(Items from an interface collection)
════
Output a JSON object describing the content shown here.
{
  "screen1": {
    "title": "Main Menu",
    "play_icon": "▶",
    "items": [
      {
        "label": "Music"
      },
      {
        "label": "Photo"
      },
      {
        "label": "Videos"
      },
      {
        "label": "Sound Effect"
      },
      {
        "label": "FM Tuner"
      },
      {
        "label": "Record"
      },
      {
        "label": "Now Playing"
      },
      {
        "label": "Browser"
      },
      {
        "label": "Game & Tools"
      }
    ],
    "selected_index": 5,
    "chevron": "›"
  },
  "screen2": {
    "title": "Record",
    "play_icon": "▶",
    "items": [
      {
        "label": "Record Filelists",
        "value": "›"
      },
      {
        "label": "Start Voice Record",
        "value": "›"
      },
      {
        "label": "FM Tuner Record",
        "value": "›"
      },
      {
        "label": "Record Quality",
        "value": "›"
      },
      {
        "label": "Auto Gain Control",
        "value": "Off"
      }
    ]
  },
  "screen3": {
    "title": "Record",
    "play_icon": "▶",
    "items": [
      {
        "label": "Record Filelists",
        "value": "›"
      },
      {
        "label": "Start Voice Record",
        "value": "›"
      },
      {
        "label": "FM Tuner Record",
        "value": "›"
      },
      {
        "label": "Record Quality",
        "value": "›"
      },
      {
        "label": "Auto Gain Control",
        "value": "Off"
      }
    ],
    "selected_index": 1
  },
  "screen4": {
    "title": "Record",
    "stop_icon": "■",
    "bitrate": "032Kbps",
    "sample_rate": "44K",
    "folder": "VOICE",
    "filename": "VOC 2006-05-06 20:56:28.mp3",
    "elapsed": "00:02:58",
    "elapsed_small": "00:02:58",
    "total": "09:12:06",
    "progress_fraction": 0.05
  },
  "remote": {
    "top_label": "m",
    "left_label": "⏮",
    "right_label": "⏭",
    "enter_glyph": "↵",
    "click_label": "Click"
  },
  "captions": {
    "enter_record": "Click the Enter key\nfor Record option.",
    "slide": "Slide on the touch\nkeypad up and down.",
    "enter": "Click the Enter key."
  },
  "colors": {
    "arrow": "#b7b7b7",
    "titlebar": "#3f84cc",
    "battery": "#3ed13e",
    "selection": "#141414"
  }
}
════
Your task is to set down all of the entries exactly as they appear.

**RESPONSE TO THE TASK**
Output a JSON object describing the content shown here.
{
  "screen1": {
    "title": "Main Menu",
    "play_icon": "▶",
    "items": [
      {
        "label": "Music"
      },
      {
        "label": "Photo"
      },
      {
        "label": "Videos"
      },
      {
        "label": "Sound Effect"
      },
      {
        "label": "FM Tuner"
      },
      {
        "label": "Record"
      },
      {
        "label": "Now Playing"
      },
      {
        "label": "Browser"
      },
      {
        "label": "Game & Tools"
      }
    ],
    "selected_index": 5,
    "chevron": "›"
  },
  "screen2": {
    "title": "Record",
    "play_icon": "▶",
    "items": [
      {
        "label": "Record Filelists",
        "value": "›"
      },
      {
        "label": "Start Voice Record",
        "value": "›"
      },
      {
        "label": "FM Tuner Record",
        "value": "›"
      },
      {
        "label": "Record Quality",
        "value": "›"
      },
      {
        "label": "Auto Gain Control",
        "value": "Off"
      }
    ]
  },
  "screen3": {
    "title": "Record",
    "play_icon": "▶",
    "items": [
      {
        "label": "Record Filelists",
        "value": "›"
      },
      {
        "label": "Start Voice Record",
        "value": "›"
      },
      {
        "label": "FM Tuner Record",
        "value": "›"
      },
      {
        "label": "Record Quality",
        "value": "›"
      },
      {
        "label": "Auto Gain Control",
        "value": "Off"
      }
    ],
    "selected_index": 1
  },
  "screen4": {
    "title": "Record",
    "stop_icon": "■",
    "bitrate": "032Kbps",
    "sample_rate": "44K",
    "folder": "VOICE",
    "filename": "VOC 2006-05-06 20:56:28.mp3",
    "elapsed": "00:02:58",
    "elapsed_small": "00:02:58",
    "total": "09:12:06",
    "progress_fraction": 0.05
  },
  "remote": {
    "top_label": "m",
    "left_label": "⏮",
    "right_label": "⏭",
    "enter_glyph": "↵",
    "click_label": "Click"
  },
  "captions": {
    "enter_record": "Click the Enter key\nfor Record option.",
    "slide": "Slide on the touch\nkeypad up and down.",
    "enter": "Click the Enter key."
  },
  "colors": {
    "arrow": "#b7b7b7",
    "titlebar": "#3f84cc",
    "battery": "#3ed13e",
    "selection": "#141414"
  }
}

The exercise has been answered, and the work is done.